So was seeing the ideas the brothers came up with for their restaurant and Kroc’s using them to build the brand, including the  super efficient assembly line and the symbolic golden arches.


John Lee Hancock says he was surprised with what Keaton brought to the role. Often, to get into a character, an actor needs costume and makeup. Keaton made the transformation into this driven man internally, but Hancock says there was no mistake when he was Kroc and when he was Keaton.


The actor praises Lynch and Offerman who worked in tandem as the brothers saying long speeches without a bump, even in rehearsal. Keaton says he got so mesmerized at how good they were doing one of the scenes that he forgot to jump in with his own lines. Director Hancock says the three different energies together made for what he calls an “interesting stew.”












B.J. Novak plays Harry Sonneborn ,the lawyer who helps Kroc suggesting that he stop looking at McDonald’s as a burger business and change it into a real estate business. That’s when everything changes. It hurt the brothers, made Kroc rich and now you can get McDonald’s anywhere in the world.


Laura Dern as Kroc’s first wife, Ethel, is sullen, wary of her husband’s dealings, and obviously depressed. So it is not surprising when Kroc goes into “love at first site” mode when he meets the attractive Joan. She is wife of one of his franchisees. She comes up with ideas to save money and market McDonald’s. He is so enamored he steals her away from his business associate and marries her! Kroc played his personal life the way he did his business shedding the brothers and his wife and being persistent in going after what he wanted until he got it.













McDonald’s changed all of their lives and ours by creating a way of eating that even Nick Offerman admits he took a pot shot at in his book about eating in America. Fast food and capitalism took over instead of individual establishment. Kroc built the brand and changed the face of capitalism in the process.

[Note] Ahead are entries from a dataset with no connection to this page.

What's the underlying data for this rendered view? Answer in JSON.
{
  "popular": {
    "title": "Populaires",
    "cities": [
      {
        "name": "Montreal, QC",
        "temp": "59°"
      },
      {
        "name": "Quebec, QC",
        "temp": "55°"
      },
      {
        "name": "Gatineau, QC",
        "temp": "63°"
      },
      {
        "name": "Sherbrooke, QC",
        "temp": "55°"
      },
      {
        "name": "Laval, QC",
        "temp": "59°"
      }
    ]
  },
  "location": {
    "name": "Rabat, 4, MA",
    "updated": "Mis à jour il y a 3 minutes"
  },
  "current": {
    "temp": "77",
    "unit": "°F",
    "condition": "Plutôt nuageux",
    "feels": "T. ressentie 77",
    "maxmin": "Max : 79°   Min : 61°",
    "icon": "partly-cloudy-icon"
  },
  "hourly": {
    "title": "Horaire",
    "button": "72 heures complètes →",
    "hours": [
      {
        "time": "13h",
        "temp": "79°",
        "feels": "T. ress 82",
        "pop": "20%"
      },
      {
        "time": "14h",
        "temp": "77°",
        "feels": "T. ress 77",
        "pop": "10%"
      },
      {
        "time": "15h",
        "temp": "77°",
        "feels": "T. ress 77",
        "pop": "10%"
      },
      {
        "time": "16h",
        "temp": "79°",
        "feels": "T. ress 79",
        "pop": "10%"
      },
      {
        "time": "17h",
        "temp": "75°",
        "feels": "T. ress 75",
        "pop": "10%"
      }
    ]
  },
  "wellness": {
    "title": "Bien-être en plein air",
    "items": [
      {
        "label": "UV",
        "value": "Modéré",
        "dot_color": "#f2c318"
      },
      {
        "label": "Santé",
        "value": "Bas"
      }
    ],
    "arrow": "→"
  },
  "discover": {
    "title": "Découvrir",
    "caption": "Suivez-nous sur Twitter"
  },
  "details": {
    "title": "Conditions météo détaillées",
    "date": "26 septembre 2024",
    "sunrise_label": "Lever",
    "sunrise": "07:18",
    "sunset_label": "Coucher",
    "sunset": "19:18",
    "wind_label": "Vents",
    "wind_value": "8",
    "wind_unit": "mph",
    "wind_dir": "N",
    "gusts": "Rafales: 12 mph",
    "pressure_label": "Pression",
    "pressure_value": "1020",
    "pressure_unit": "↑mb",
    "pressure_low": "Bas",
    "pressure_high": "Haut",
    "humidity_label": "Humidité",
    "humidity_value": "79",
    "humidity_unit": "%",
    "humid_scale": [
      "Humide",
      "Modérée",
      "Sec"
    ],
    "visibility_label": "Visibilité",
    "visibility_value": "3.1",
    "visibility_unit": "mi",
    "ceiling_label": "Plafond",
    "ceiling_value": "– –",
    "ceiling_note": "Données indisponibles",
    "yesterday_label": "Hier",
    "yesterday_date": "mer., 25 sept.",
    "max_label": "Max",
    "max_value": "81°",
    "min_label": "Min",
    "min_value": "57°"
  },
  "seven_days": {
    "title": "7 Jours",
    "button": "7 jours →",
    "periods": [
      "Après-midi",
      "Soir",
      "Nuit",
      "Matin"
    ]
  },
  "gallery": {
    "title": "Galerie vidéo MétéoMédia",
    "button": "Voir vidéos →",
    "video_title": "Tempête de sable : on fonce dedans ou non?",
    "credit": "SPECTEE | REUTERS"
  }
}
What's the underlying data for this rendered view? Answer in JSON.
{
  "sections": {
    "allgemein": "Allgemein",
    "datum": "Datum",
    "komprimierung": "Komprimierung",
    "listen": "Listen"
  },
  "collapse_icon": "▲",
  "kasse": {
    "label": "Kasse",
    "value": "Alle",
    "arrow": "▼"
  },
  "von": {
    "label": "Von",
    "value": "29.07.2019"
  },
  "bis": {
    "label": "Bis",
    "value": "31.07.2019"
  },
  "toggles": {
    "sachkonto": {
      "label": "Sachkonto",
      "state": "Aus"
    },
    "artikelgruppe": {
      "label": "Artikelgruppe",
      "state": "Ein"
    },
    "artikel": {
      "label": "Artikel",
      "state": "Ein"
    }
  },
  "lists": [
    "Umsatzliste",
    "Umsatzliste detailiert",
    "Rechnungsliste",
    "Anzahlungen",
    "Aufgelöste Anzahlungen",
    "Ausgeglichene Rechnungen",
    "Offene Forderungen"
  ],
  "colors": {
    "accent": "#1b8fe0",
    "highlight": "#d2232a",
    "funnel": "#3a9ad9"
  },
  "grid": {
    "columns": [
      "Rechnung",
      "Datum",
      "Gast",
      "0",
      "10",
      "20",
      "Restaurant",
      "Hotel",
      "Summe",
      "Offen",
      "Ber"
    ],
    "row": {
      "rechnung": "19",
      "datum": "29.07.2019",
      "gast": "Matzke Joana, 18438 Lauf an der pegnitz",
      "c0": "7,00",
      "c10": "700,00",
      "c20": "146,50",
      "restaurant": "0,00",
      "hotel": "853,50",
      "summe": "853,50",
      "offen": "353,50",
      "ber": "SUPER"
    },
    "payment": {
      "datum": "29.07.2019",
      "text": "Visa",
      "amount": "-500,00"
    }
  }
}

John Lee Hancock presents a lot of detail showing how this iconic American brand was built. It is fun to see how McDonald’s came about, but it becomes uncomfortable watching him screw over good people to use other people’s ideas to make him rich. Business grad students might find seeing this film advantageous and interesting, but for us, it’s nostalgic, but not all that tasty. Is the story of Ray a crock? The filmmakers say, that’s up to you.